**EXERCISE DETAILS:** Write every record out again exactly as shown below.

***** THE RECORDS

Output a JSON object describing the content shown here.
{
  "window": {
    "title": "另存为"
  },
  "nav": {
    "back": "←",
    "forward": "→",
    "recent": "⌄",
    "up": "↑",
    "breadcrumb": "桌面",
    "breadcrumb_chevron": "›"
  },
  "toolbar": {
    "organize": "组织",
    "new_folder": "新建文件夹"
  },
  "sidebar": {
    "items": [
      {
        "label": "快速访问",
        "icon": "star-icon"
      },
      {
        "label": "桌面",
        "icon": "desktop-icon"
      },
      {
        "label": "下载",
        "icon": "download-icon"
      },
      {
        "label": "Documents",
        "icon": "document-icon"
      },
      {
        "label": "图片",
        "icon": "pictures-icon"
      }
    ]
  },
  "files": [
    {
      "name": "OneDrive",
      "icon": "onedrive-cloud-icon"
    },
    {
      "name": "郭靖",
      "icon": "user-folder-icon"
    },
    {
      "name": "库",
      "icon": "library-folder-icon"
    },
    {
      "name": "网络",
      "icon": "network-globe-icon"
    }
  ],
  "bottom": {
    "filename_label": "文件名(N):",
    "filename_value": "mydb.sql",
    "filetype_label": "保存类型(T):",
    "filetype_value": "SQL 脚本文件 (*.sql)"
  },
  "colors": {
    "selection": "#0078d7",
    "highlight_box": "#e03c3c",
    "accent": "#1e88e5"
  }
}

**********

**OUTPUT FOR THIS EXERCISE:**
Output a JSON object describing the content shown here.
{
  "window": {
    "title": "另存为"
  },
  "nav": {
    "back": "←",
    "forward": "→",
    "recent": "⌄",
    "up": "↑",
    "breadcrumb": "桌面",
    "breadcrumb_chevron": "›"
  },
  "toolbar": {
    "organize": "组织",
    "new_folder": "新建文件夹"
  },
  "sidebar": {
    "items": [
      {
        "label": "快速访问",
        "icon": "star-icon"
      },
      {
        "label": "桌面",
        "icon": "desktop-icon"
      },
      {
        "label": "下载",
        "icon": "download-icon"
      },
      {
        "label": "Documents",
        "icon": "document-icon"
      },
      {
        "label": "图片",
        "icon": "pictures-icon"
      }
    ]
  },
  "files": [
    {
      "name": "OneDrive",
      "icon": "onedrive-cloud-icon"
    },
    {
      "name": "郭靖",
      "icon": "user-folder-icon"
    },
    {
      "name": "库",
      "icon": "library-folder-icon"
    },
    {
      "name": "网络",
      "icon": "network-globe-icon"
    }
  ],
  "bottom": {
    "filename_label": "文件名(N):",
    "filename_value": "mydb.sql",
    "filetype_label": "保存类型(T):",
    "filetype_value": "SQL 脚本文件 (*.sql)"
  },
  "colors": {
    "selection": "#0078d7",
    "highlight_box": "#e03c3c",
    "accent": "#1e88e5"
  }
}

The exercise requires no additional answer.